Create a Concrete Income Strategy – Too many people just assume that when they get to retirement, then they will figure it out.  It might be surprising for someone who is accustomed to getting a regular paycheck every two or four weeks, to suddenly become aware that no one is depositing anything into their account.

Before that day arrives, it is important that you do a thorough assessment to understand your exact income sources every month.  What will you be receiving from Social Security?  What can you plan to safely withdraw from your investment accounts?  Many sources now suggest that withdrawing 4% is too high and you should expect to withdraw closer to 3.1%.  A well thought-out financial plan will incorporate strategies to maximize the income that can be generated throughout retirement.

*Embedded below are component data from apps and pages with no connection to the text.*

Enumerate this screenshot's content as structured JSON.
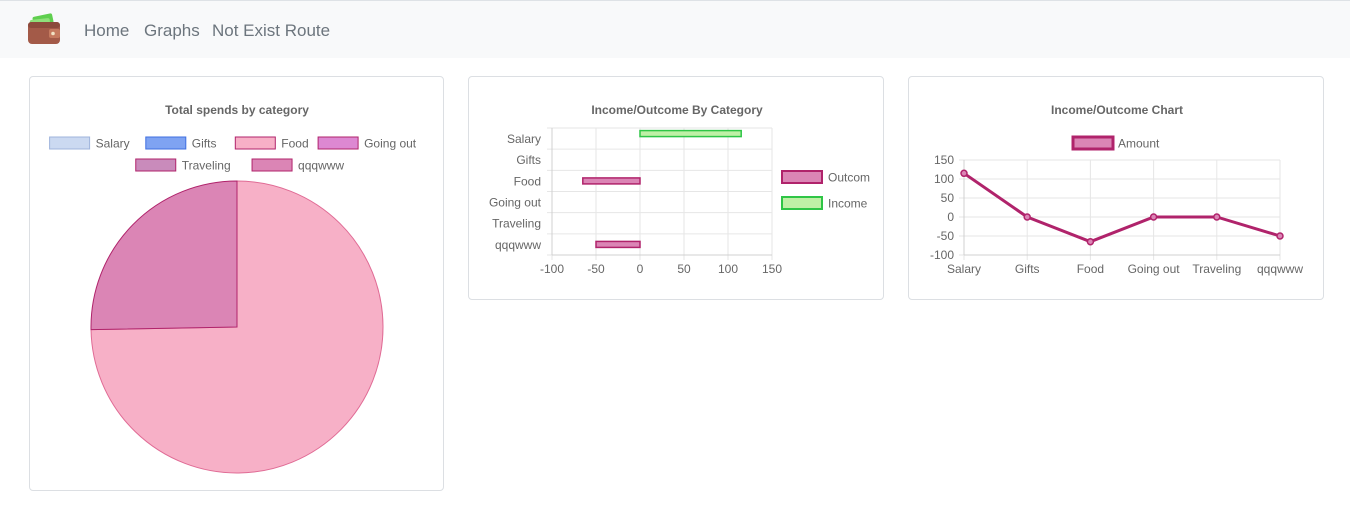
{
  "nav": {
    "links": [
      "Home",
      "Graphs",
      "Not Exist Route"
    ]
  },
  "icons": {
    "brand": "wallet-icon"
  },
  "colors": {
    "salary": "#cbd9f1",
    "gifts": "#7fa3f2",
    "food": "#f7b0c7",
    "going_out": "#dd88d2",
    "traveling": "#c98bbb",
    "qqqwww": "#db85b5",
    "outcome": "#db85b5",
    "outcome_border": "#b0236b",
    "income": "#bff0a6",
    "income_border": "#2fc546",
    "line": "#b0236b",
    "grid": "#e6e6e6"
  },
  "chart_data": [
    {
      "type": "pie",
      "title": "Total spends by category",
      "categories": [
        "Salary",
        "Gifts",
        "Food",
        "Going out",
        "Traveling",
        "qqqwww"
      ],
      "values": [
        0,
        0,
        65,
        0,
        0,
        22
      ],
      "legend": "top"
    },
    {
      "type": "bar",
      "orientation": "horizontal",
      "title": "Income/Outcome By Category",
      "categories": [
        "Salary",
        "Gifts",
        "Food",
        "Going out",
        "Traveling",
        "qqqwww"
      ],
      "series": [
        {
          "name": "Outcome",
          "values": [
            0,
            0,
            -65,
            0,
            0,
            -50
          ]
        },
        {
          "name": "Income",
          "values": [
            115,
            0,
            0,
            0,
            0,
            0
          ]
        }
      ],
      "xlim": [
        -100,
        150
      ],
      "xticks": [
        -100,
        -50,
        0,
        50,
        100,
        150
      ],
      "legend_labels": [
        "Outcom",
        "Income"
      ],
      "legend": "right",
      "grid": true
    },
    {
      "type": "line",
      "title": "Income/Outcome Chart",
      "categories": [
        "Salary",
        "Gifts",
        "Food",
        "Going out",
        "Traveling",
        "qqqwww"
      ],
      "series": [
        {
          "name": "Amount",
          "values": [
            115,
            0,
            -65,
            0,
            0,
            -50
          ]
        }
      ],
      "ylim": [
        -100,
        150
      ],
      "yticks": [
        150,
        100,
        50,
        0,
        -50,
        -100
      ],
      "legend": "top",
      "grid": true
    }
  ]
}
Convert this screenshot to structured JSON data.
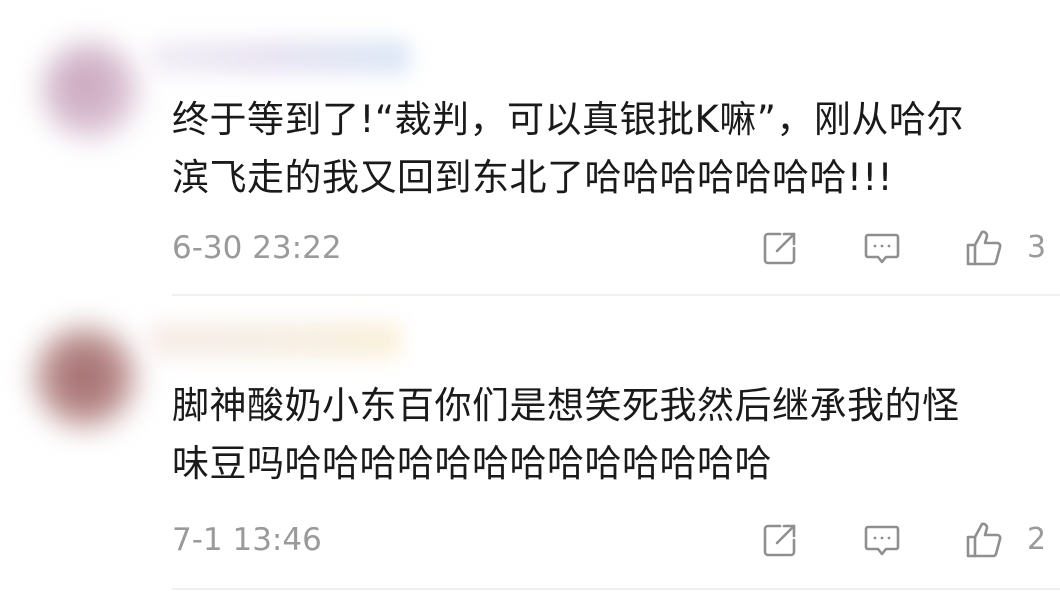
{
  "comments": [
    {
      "text_line1": "终于等到了!“裁判，可以真银批K嘛”，刚从哈尔",
      "text_line2": "滨飞走的我又回到东北了哈哈哈哈哈哈哈!!!",
      "timestamp": "6-30 23:22",
      "like_count": "3"
    },
    {
      "text_line1": "脚神酸奶小东百你们是想笑死我然后继承我的怪",
      "text_line2": "味豆吗哈哈哈哈哈哈哈哈哈哈哈哈哈",
      "timestamp": "7-1 13:46",
      "like_count": "2"
    }
  ],
  "icons": {
    "share": "share-icon",
    "reply": "comment-icon",
    "like": "thumbs-up-icon"
  },
  "colors": {
    "text": "#1a1a1a",
    "meta": "#9a9a9a",
    "icon": "#8f8f8f"
  }
}
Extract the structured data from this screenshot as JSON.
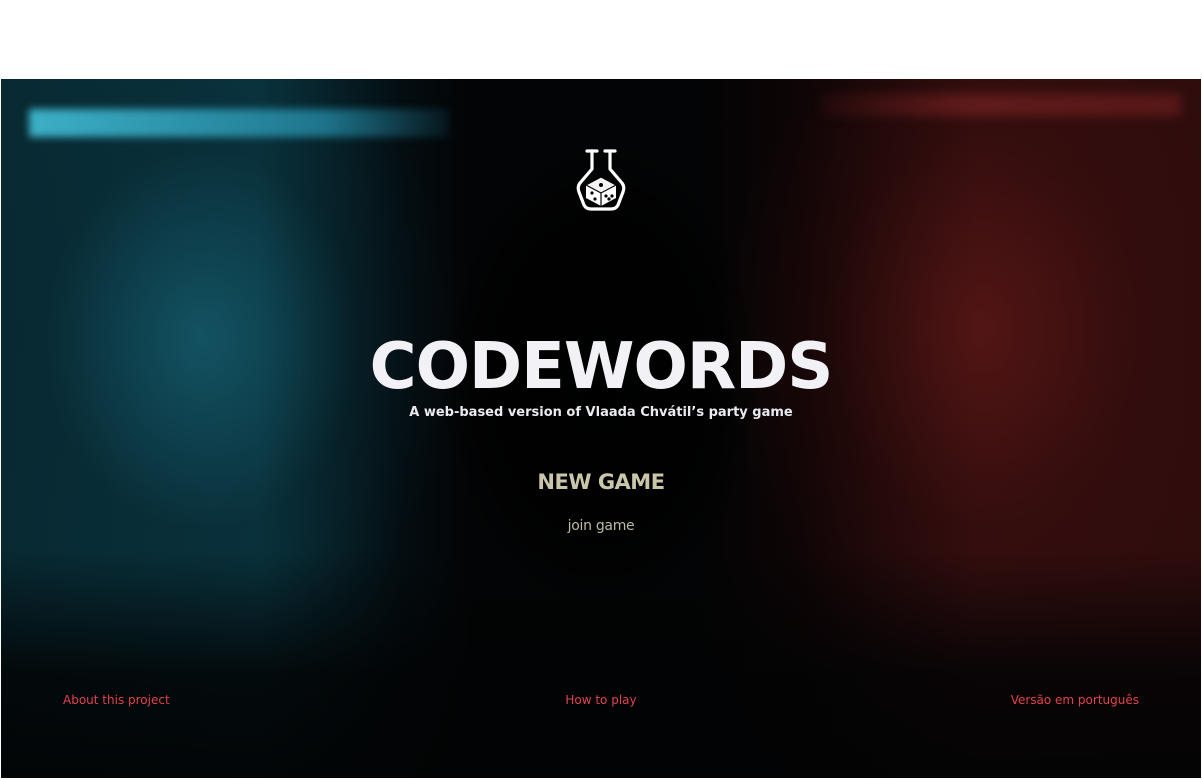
{
  "hero": {
    "logo_icon": "flask-dice-icon",
    "title": "CODEWORDS",
    "subtitle": "A web-based version of Vlaada Chvátil’s party game"
  },
  "actions": {
    "new_game_label": "NEW GAME",
    "join_game_label": "join game"
  },
  "footer": {
    "about_label": "About this project",
    "how_to_play_label": "How to play",
    "portuguese_label": "Versão em português"
  },
  "colors": {
    "title": "#f2f1f6",
    "new_game": "#c9c6a9",
    "footer_link": "#e2424d",
    "background": "#030405",
    "accent_cyan": "#1b6e82",
    "accent_red": "#781e1c"
  }
}
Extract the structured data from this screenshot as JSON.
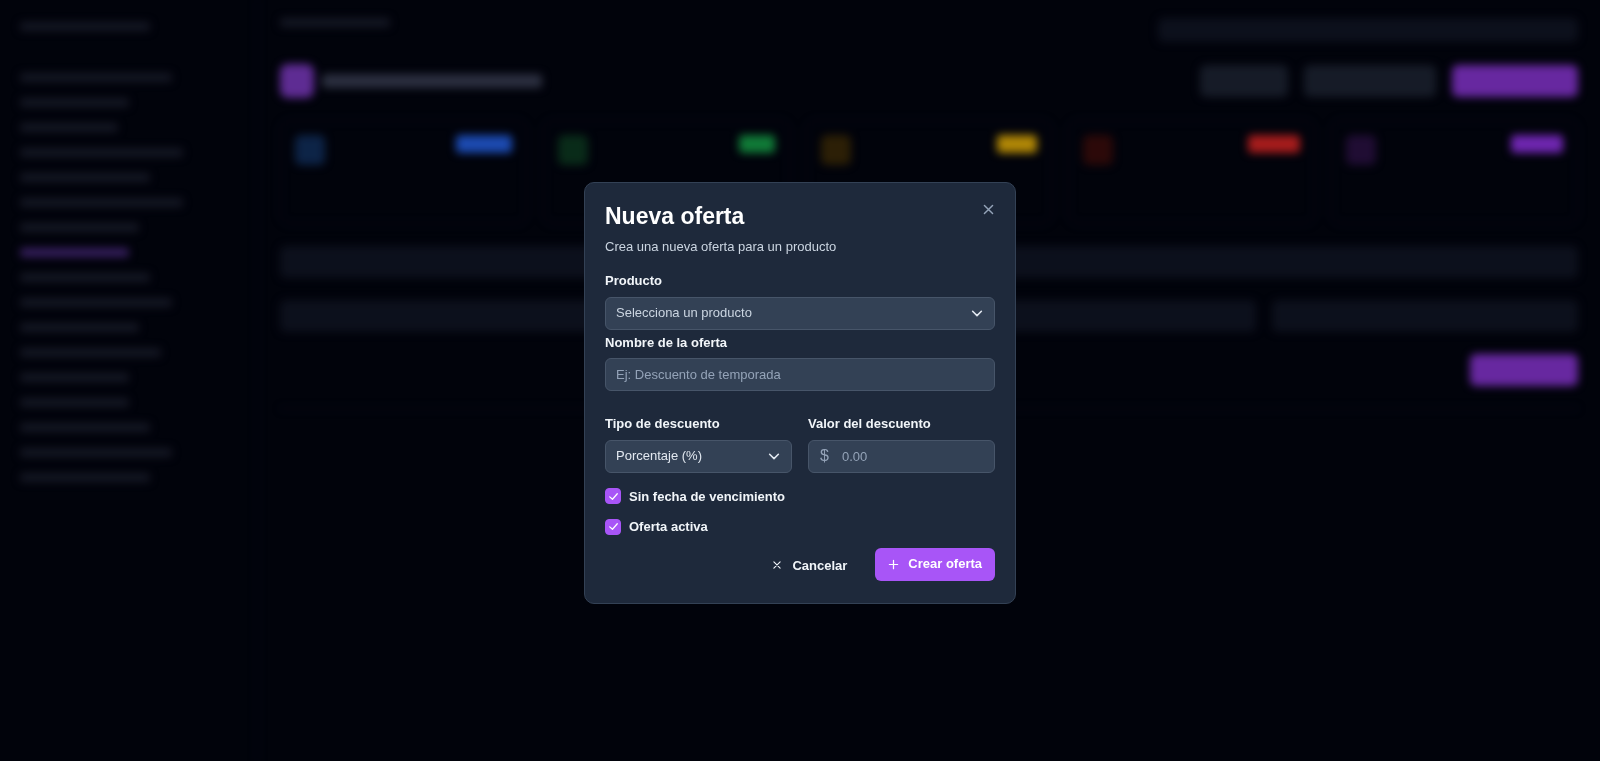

Assertively Reduce Investment Fees – Just as Matthew Boling had no energy to waste catching the runner ahead of him, you have no money to waste on unnecessary fees. 

In some cases, fees are negating many of the gains you are making in the market.  Make sure to have the fees on your investment accounts assessed so that you know what you paying for.  Every dollar you invest is a dollar that goes to work for you.  Make sure that as many dollars as possible are working for you and not disappearing into a nebulous “fee category” on your balance sheet. 

Keep in mind that multiple studies have shown that the amount you pay in fees is inversely related to fund performance, meaning that the more you pay in fees, often the worse the fund performs.  This hurts you twice; once in extra fees and then again in returns.

Work Longer than Planned – As difficult as this may seem, if you find that the time until retirement is just too short, you may need to consider working longer in order to be prepared to live without a regular paycheck. 

This strategy might also allow you to delay taking your Social Security benefits until a later age, which will produce more income for you throughout your lifetime.  The longer you can work without having to receive your benefits, the more money you will receive long term.

No matter what you situation or your level of preparedness, ignoring the reality of retirement is not going to help you reach your goal.  The best thing to do is to get honest with yourself and begin where you are.  Ground can be made up if you begin right now to create a plan and then work towards your goals.

Damon Roberts